Refer to the following diagram for information about internal and external communications of the Cloud Controller.
View a larger version of this image.
The Cloud Controller database has been tested with Postgres and MySQL.
To stage and run apps, Cloud Foundry manages and stores the following types of binary large object (blob) files:
|Blob Type||Description||Location in Blobstore|
|App Packages||Full contents of app directories, including source code and resource files, zipped into single blob files.||
|Buildpacks||Buildpack directories, which Diego cells download to compile and stage apps with.||
|Resource Cache||Large files from app packages that the Cloud Controller stores with a SHA for later re-use. To save bandwidth, the Cloud Foundry Command Line Interface (cf CLI) only uploads large application files that the Cloud Controller has not already stored in the resource cache.||
|Buildpack Cache||Large files that buildpacks generate during staging, stored for later re-use. This cache lets buildpacks run more quickly when staging apps that have been staged previously.||
|Droplets||Staged apps packaged with everything needed to run in a container.||
Cloud Foundry blobstores use the Fog Ruby gem to store blobs in
services like Amazon S3, WebDAV, or the NFS filesystem. The file system location of an internal blobstore is
A single blobstore typically stores all five types of blobs, but you can configure the Cloud Controller to use separate blobstores for each type.
After a blob deletion fails silently or something else goes wrong, the blobstore may contain blobs that the Cloud Controller no longer needs or lists in its database. These are called orphan blobs, and they waste blobstore capacity.
The Cloud Controller detects and removes orphan blobs by scanning part of the blobstore daily and checking for any blobs that its database does not account for. The process scans through the entire blobstore every week, and only removes blobs that show as orphans for three consecutive days.
The Cloud Controller performs this automatic cleanup when the
cloud_controller_worker job property
cc.perform_blob_cleanup is set to
The Cloud Controller does not track resource cache and buildpack cache blob types in its database, so it does not clean them up automatically as it does with app package, buildpack, and droplet type blobs.
To clean up the buildpack cache, admin users can run
cf curl -X DELETE /v2/blobstores/buildpack_cache. This empties the buildpack cache completely, which is a safe operation.
To clean up the resource cache, delete it as follows:
- Internal blobstore: Run
bosh sshto connect to the blobstore VM (NFS or WebDav) and
rm *the contents of the
- External blobstore: Use the file store’s API to delete the contents of the

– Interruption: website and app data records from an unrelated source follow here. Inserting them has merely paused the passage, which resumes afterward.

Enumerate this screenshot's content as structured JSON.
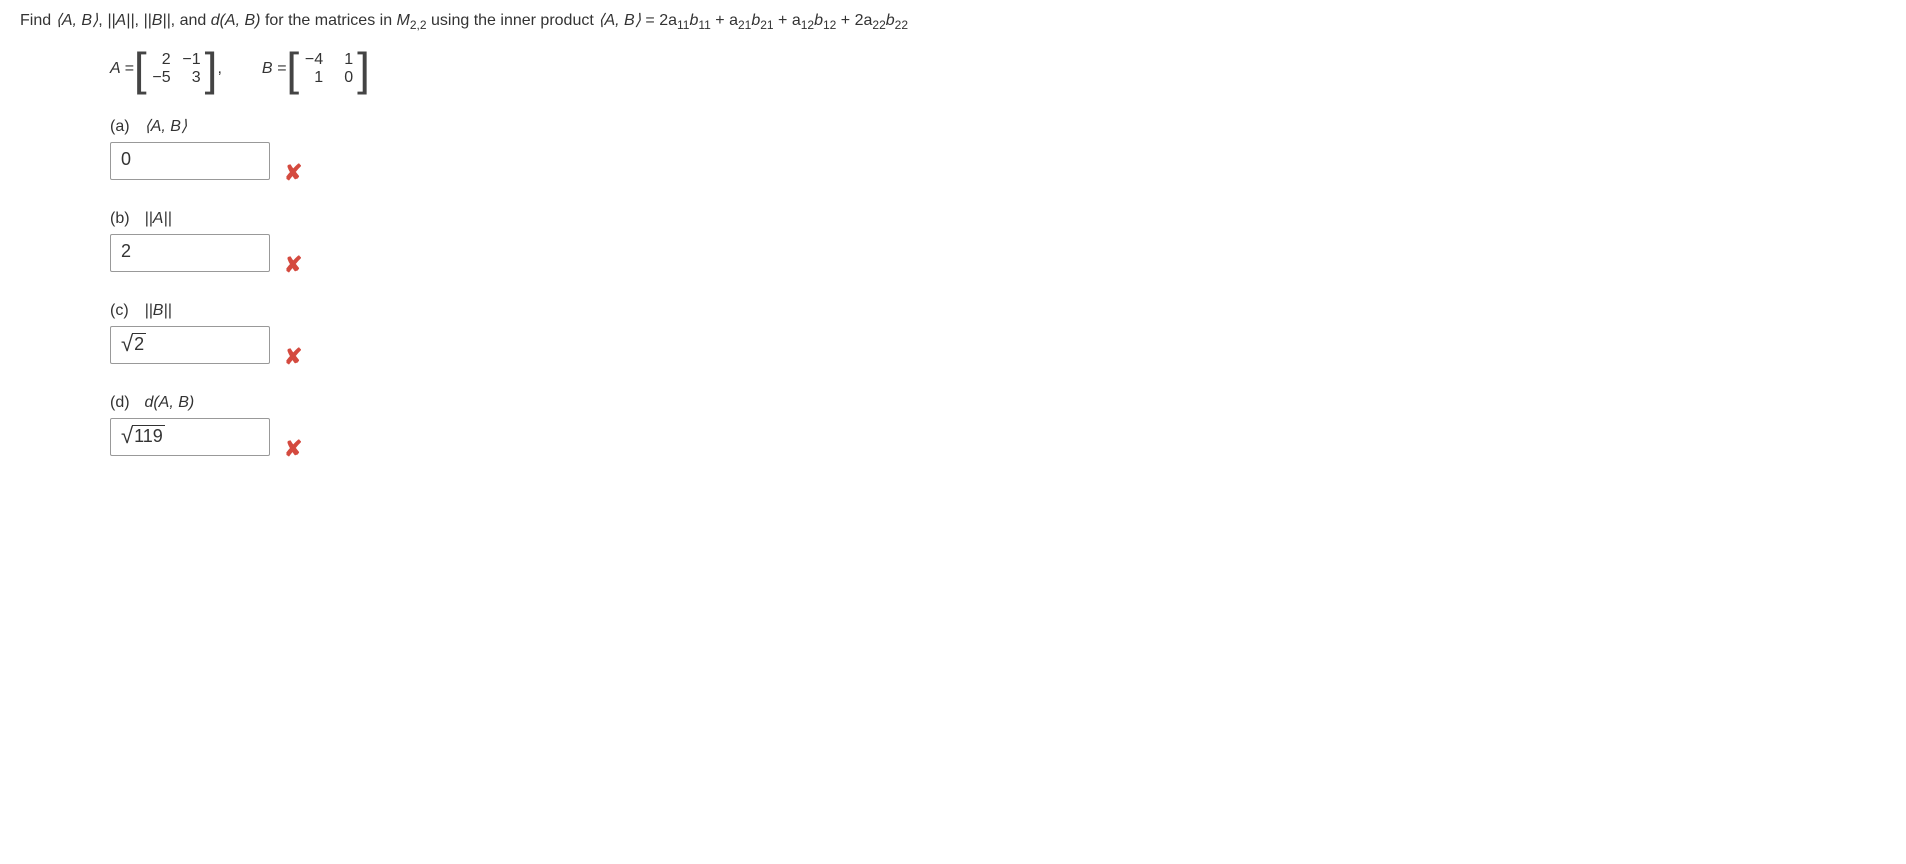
{
  "question": {
    "prefix": "Find ",
    "ab": "⟨A, B⟩",
    "normA": "||A||",
    "normB": "||B||",
    "andtxt": ", and ",
    "dAB": "d(A, B)",
    "midtxt": " for the matrices in ",
    "space": "M",
    "spacesub": "2,2",
    "usingtxt": " using the inner product ",
    "eqtxt": " = 2a",
    "t11a": "11",
    "b": "b",
    "t11b": "11",
    "plus1": " + a",
    "t21a": "21",
    "t21b": "21",
    "plus2": " + a",
    "t12a": "12",
    "t12b": "12",
    "plus3": " + 2a",
    "t22a": "22",
    "t22b": "22"
  },
  "matrices": {
    "Aeq": "A = ",
    "A": {
      "r1c1": "2",
      "r1c2": "−1",
      "r2c1": "−5",
      "r2c2": "3"
    },
    "comma": ",",
    "Beq": "B = ",
    "B": {
      "r1c1": "−4",
      "r1c2": "1",
      "r2c1": "1",
      "r2c2": "0"
    }
  },
  "parts": {
    "a": {
      "label": "(a)",
      "expr": "⟨A, B⟩",
      "answer": "0",
      "status": "incorrect"
    },
    "b": {
      "label": "(b)",
      "expr": "||A||",
      "answer": "2",
      "status": "incorrect"
    },
    "c": {
      "label": "(c)",
      "expr": "||B||",
      "answer_sqrt": "2",
      "status": "incorrect"
    },
    "d": {
      "label": "(d)",
      "expr": "d(A, B)",
      "answer_sqrt": "119",
      "status": "incorrect"
    }
  },
  "icons": {
    "incorrect_glyph": "✘"
  }
}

Do not manually delete app package, buildpack, or droplet blobs from the blobstore. To free up resources from those locations, run

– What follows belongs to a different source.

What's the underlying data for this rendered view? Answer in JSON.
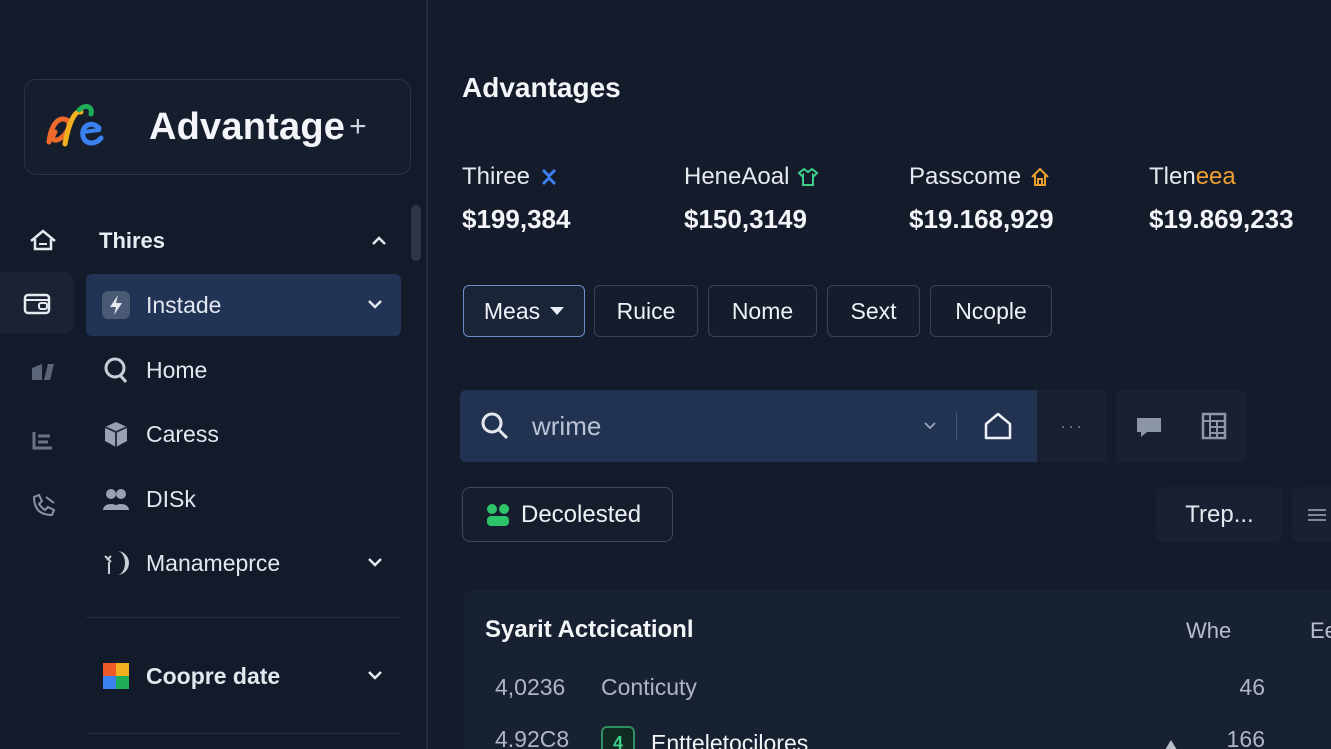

cf delete-buildpack for buildpacks or
cf delete for app packages and droplets.
rspec runs a test suite with the SQLite in-memory database.
Specify a connection string using the
DB_CONNECTION environment variable to
test against Postgres and MySQL. For example:
DB_CONNECTION="postgres://postgres@localhost:5432/ccng" rspec DB_CONNECTION="mysql2://root:password@localhost:3306/ccng" rspec
Travis currently runs two build jobs against Postgres and MySQL.
For more information about how Cloud Foundry aggregates and streams logs and metrics, see the Overview of the Loggregator System topic.Create a pull request or raise an issue on the source for this page in GitHub